Improved education and income of women has positive development outcomes for the future generation. Educated mothers improve the welfare of their children, in terms of education, health and nutrition and they also tend to have fewer children.

Eliminating child marriage is also key to reducing maternal mortality and reducing public costs in health care associated with complications that result from complications such as obstetric fistula.
Therefore, the international community should invest more resources to eliminate child marriages and design international frameworks to hold governments to account.

What is ActionAid doing to address child marriage through the project supported by the UN Trust Fund to end Violence against Women in Ethiopia? What are the most successful experiences to date?

With support from the UN Trust Fund, since 2009 ActionAid Ethiopia has worked to tackle child marriage and other forms of violence against women and girls in 10 districts of the country.

We have mobilized and organized women to stand up against early marriage, enhance their knowledge of their rights, the causes and consequences of violence and the legal provisions that help to tackle this violence. This has led to the creation of women's watch groups at village and district levels to take collective action in sensitizing the public and play a vigilant role in identifying arranged child marriages and facilitating the legal redress in collaboration with traditional and religious leaders, school clubs and local institutions. Since we started in 2009, 655 women have been trained and organized in 78 watch groups in 10 districts for the purpose.

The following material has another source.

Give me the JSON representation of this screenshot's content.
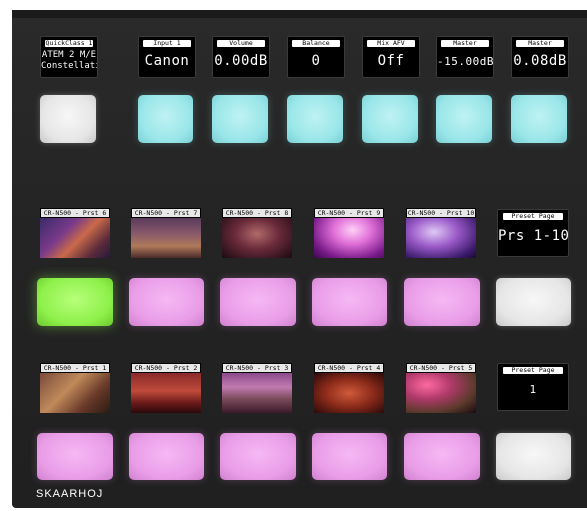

Enhancing the role of men and boys has been crucial to our work, to help them challenge the religious and traditional beliefs that are used to justify early marriage. To our surprise, many leaders not only showed a change in their attitude but also started to play a key role as agents of change on tackling the issue in collaboration with the women watch groups. Since the inception of the UN Trust Fund project, trained leaders are not only engaged in sensitizing the community to ban child marriage, but they also play a vigilant role in verifying whether girls to be engaged have reached the right age before they give their religious blessing and approval.

We have also organized school sensitization events to enhance the role of boys as key change agents in tackling child marriage; the school clubs collaborate and engage with the school administration, watch groups and with the local police in identifying arranged child marriages, especially of girls who have been attending school, and raising awareness using role play, poems and harnessing the communication power of their mini-media channels.

Through the project, we have also built on the capacity of law-enforcement agencies to establish and equip Women and Child Protection Units in 10 district police stations and set Special Benches in four District Courts to take care of early marriage cases.